Jai Singh takes a look at this week’s action.
City run riot at Anfield.
If there was any doubt as to where the title was going to end up prior to this weeks fixture, there surely can be no doubt anymore. Even though Liverpool were languishing in 4th, many still viewed them as the only threat to City this season. However, a 4-1 win highlighted the excellent form City are in, and the awful form Liverpool are in.
Goals from Gundogan, Foden and Sterling secured a convincing win for City, and Pep’s first at Anfield as a player or manager. It puts them 10 points clear of Liverpool with a game in hand, and all but ensures a third title in five seasons for City, securing their place as one of the Premier League’s greatest teams.
Defensive issues a problem for Manchester United
At half-time between Manchester United and Everton, the home side were 2-0 up. Dominate, the game was seemingly wrapped up, going level on points with City, albeit having played an extra 2 games. However, what happened after half-time would have only highlighted to United players, staff, and fans that they are far from the title challenge, at least this season.

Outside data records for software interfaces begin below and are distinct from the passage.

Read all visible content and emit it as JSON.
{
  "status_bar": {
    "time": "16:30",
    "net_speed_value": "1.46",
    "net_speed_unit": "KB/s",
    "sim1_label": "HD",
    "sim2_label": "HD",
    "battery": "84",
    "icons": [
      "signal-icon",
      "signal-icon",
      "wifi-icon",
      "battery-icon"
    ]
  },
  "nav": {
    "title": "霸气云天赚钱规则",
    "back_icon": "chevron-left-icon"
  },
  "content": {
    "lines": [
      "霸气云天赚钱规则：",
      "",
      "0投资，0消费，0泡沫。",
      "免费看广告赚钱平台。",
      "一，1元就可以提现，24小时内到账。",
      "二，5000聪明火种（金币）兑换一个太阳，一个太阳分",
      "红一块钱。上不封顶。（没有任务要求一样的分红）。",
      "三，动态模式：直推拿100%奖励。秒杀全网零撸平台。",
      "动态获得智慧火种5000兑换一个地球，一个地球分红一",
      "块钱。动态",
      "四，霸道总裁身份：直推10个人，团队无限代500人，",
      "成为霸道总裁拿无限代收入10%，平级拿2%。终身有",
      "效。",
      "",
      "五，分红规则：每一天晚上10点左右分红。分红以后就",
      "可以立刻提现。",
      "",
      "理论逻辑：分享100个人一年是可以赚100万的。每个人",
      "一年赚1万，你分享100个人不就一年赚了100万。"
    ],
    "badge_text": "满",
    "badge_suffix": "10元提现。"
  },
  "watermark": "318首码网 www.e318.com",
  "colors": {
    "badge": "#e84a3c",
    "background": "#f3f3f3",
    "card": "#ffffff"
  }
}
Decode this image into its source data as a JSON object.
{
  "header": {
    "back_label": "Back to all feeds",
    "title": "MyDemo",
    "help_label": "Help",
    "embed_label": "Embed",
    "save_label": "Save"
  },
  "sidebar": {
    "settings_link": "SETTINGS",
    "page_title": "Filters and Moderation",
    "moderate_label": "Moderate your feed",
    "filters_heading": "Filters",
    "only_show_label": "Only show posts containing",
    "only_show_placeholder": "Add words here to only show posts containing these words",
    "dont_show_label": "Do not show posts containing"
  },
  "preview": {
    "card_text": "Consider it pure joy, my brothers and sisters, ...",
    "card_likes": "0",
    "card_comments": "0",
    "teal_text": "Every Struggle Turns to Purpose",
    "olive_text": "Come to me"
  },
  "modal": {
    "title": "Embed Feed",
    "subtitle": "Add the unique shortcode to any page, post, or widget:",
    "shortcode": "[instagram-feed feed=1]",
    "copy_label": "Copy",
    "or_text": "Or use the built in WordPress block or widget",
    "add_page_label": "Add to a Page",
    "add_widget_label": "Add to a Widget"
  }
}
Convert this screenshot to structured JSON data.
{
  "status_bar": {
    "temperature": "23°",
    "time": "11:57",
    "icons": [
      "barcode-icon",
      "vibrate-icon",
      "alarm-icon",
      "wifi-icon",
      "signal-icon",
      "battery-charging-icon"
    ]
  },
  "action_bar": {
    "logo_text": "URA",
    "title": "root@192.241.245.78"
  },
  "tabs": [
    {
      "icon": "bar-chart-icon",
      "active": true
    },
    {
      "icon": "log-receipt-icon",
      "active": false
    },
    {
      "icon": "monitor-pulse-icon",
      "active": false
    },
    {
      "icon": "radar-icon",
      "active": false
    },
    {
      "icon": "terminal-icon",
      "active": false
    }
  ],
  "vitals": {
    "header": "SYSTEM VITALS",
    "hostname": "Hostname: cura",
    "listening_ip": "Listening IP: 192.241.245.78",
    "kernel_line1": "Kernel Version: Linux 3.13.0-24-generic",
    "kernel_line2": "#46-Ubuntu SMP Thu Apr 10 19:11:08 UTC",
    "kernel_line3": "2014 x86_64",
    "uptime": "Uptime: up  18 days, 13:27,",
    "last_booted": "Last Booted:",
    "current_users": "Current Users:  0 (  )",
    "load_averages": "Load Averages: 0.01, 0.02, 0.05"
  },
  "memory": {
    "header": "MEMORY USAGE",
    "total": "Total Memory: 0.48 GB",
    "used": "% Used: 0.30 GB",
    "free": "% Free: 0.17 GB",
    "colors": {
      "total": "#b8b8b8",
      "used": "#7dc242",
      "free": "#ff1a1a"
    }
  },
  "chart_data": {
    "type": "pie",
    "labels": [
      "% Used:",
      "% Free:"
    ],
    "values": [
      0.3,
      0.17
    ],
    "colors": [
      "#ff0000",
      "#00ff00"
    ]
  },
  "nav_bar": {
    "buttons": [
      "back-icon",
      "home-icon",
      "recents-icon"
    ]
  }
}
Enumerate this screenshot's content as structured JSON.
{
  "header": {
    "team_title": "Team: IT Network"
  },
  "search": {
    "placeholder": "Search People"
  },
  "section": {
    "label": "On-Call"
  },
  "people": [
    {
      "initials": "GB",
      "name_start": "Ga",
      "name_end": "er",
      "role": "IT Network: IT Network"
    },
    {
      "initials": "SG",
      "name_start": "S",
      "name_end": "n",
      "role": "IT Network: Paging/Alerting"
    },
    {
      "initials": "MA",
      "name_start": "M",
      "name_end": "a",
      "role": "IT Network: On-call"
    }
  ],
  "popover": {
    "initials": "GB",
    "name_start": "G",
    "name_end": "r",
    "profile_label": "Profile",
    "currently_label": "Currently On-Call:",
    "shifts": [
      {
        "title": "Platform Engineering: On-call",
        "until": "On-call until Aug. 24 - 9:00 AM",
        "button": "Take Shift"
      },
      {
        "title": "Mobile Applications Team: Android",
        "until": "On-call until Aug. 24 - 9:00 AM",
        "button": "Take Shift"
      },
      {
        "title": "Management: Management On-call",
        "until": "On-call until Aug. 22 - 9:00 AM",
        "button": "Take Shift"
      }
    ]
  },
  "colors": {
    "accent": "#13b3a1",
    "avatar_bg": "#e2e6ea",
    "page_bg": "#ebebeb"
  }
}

A quickfire double at the start of the second half thanks to Doucoure and Rodriguez equalled the game before McTominay seemingly grabbed all 3 points. However, there was to be late drama as Calvert-Lewin scored a 95th minute equaliser after United failed at their attempt to defend a set piece, with Harry Maguire playing everyone onside.
It showed the defensive frailties that still exist within the squad. Results like these will bring United back down to earth and highlight to manager Ole Gunna Solskjaer that defensive reinforcements are required in the summer if they are to mount a serious title challenge next season.
Is VAR really the issue?
Another week, another VAR controversy, with Mike Dean at the centre of it all again. The decision to send Thomas Soucek off was one that everyone, except Mike Dean and Lee Mason, was the wrong one. However, whilst everyone seemingly complains about VAR ruining the game, is that really the case. Mike Dean sent off Soucek in ‘real time’, Lee Mason decided the evidence was inconclusive and Dean, having the luxury of replay, still sent off Soucek.
All this, as well as other poor decisions for the last 18 months suggests that the problem is not really the technology, but the use of the technology. Referees have been afforded the luxury of a second chance, to rectify their on the field mistakes. However, they continue to make the same mistakes over and over again. Those in charge, whether it be the FA, the Premier League or the PGMOL, need to provide better training to the officials to ensure the same mistakes are not being made. Then and only then will we see the technology being put to good use, and the right decision being made more often than not.